on August 5, 2004
Virtually wordless yet convincingly lovable. That's probably the best way to describe Jez Alborough's sweet, "Hug". I'm not usually taken in by cutesy picture books. For me, if a book is going to be sweet it needs a little added spice. The kind of stuff you find in Janet Stoeke's, "Minerva Louise" books, for example. So the image of a baby chimp opening its arm wide crying, "Hug", is not supposed to charm me. Unexpectedly, it did.
In this tale, a baby chimpanzee sees different baby/parent animals hugging one another. Bobo (that's the chimp's name, it turns out) at first is delighted. He points and yells, "Hug", whenever he gets a chance. But soon it's clear to the little guy that he's alone and there's no one for him to hug. A friendly pair of elephants take pity on the fellow and set out to locate his parent. Along the way they see more and more animals hugging in their own special ways. Bobo lets go with an awe inspiring, "HUG" when at long last his mommy arrives. The two hug (to a chorus of other animals saying, "Hug") and before you know it everyone's hugging everyone else. At the end, it's just Bobo and his mommy walking off together at last.
This book has all the usual toddler fears in it. The separation from the parent. Seeing a bunch of other people happy when you're not. I appreciated that author/illustrator Alborough didn't make her animals hug in incorrect ways. Which is to say, you don't see two giraffes standing on their hind legs hugging with their front ones. Instead, they nuzzle. Bobo himself is a pretty sympathetic creation too. The slow dawning realization that he doesn't have anyone to hug is heartbreaking. Also, Alborough was clever to cast him as her hero. Chimpanzees hug just like humans do, so kids will identify intrinsically with the reunited mother and son. The illustrations in this book never become treacly, and even the massive everybody-hugs-everybody scene at the end doesn't overflow into schmaltz. It's just a sweet book with a sweet message of hugging.

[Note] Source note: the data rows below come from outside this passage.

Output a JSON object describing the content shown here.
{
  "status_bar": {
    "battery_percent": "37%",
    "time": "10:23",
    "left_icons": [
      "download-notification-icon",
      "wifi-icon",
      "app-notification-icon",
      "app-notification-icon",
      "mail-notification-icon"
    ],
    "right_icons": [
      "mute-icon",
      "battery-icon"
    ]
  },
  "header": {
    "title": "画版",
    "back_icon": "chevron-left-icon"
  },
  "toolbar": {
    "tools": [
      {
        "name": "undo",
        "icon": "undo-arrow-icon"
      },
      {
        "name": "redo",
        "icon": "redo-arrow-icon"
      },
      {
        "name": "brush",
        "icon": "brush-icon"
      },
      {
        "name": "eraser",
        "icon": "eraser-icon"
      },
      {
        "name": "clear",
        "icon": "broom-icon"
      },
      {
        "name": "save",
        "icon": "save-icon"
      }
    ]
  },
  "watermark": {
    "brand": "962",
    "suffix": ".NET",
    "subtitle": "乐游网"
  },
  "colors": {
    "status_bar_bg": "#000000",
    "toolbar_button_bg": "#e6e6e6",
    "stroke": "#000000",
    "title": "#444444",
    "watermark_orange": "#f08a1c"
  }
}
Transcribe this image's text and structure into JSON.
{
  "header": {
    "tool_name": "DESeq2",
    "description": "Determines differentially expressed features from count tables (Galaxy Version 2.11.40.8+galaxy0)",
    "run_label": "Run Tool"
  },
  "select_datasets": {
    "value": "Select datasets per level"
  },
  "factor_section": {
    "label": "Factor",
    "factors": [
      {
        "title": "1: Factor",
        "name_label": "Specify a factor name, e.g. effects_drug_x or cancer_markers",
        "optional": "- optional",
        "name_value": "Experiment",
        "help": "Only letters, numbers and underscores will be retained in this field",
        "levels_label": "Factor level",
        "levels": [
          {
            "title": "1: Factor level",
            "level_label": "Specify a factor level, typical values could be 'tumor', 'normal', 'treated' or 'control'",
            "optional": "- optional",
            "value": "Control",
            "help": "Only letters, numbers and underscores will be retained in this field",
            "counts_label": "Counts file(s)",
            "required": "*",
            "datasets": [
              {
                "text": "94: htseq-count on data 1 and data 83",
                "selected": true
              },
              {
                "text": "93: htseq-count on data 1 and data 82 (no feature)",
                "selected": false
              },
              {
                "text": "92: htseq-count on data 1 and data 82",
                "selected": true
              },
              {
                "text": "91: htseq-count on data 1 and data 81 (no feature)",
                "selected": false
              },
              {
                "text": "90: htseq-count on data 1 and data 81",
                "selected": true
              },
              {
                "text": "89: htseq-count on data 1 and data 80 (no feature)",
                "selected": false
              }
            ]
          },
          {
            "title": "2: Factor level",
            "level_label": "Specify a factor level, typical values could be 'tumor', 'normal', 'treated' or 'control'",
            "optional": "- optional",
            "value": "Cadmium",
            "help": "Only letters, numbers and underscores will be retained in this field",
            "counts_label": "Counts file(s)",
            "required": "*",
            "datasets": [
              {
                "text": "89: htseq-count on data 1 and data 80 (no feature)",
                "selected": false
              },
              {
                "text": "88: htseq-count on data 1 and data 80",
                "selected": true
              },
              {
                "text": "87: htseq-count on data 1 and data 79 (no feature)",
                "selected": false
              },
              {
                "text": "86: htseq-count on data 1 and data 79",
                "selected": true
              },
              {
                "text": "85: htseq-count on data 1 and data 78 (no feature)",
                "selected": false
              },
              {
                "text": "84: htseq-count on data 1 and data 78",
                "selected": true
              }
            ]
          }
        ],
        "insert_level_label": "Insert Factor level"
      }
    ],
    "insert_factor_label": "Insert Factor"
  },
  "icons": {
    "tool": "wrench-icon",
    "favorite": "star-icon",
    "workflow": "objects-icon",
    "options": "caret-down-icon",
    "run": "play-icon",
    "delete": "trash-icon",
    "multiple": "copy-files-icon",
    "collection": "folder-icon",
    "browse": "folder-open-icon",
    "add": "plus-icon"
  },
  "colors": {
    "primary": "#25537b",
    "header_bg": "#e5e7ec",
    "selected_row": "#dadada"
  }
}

When I checked this book out of the library, the check out girl's reaction to the cover was, "awwww". That pretty much sums up the book right there. It may not contain the wit of an "Olivia" storyline or the artistic breadth and depth of a Chris Van Allsburg creation, but it's got heart. And heart, whatever else people might say, is very hard to create. A great lovable tale.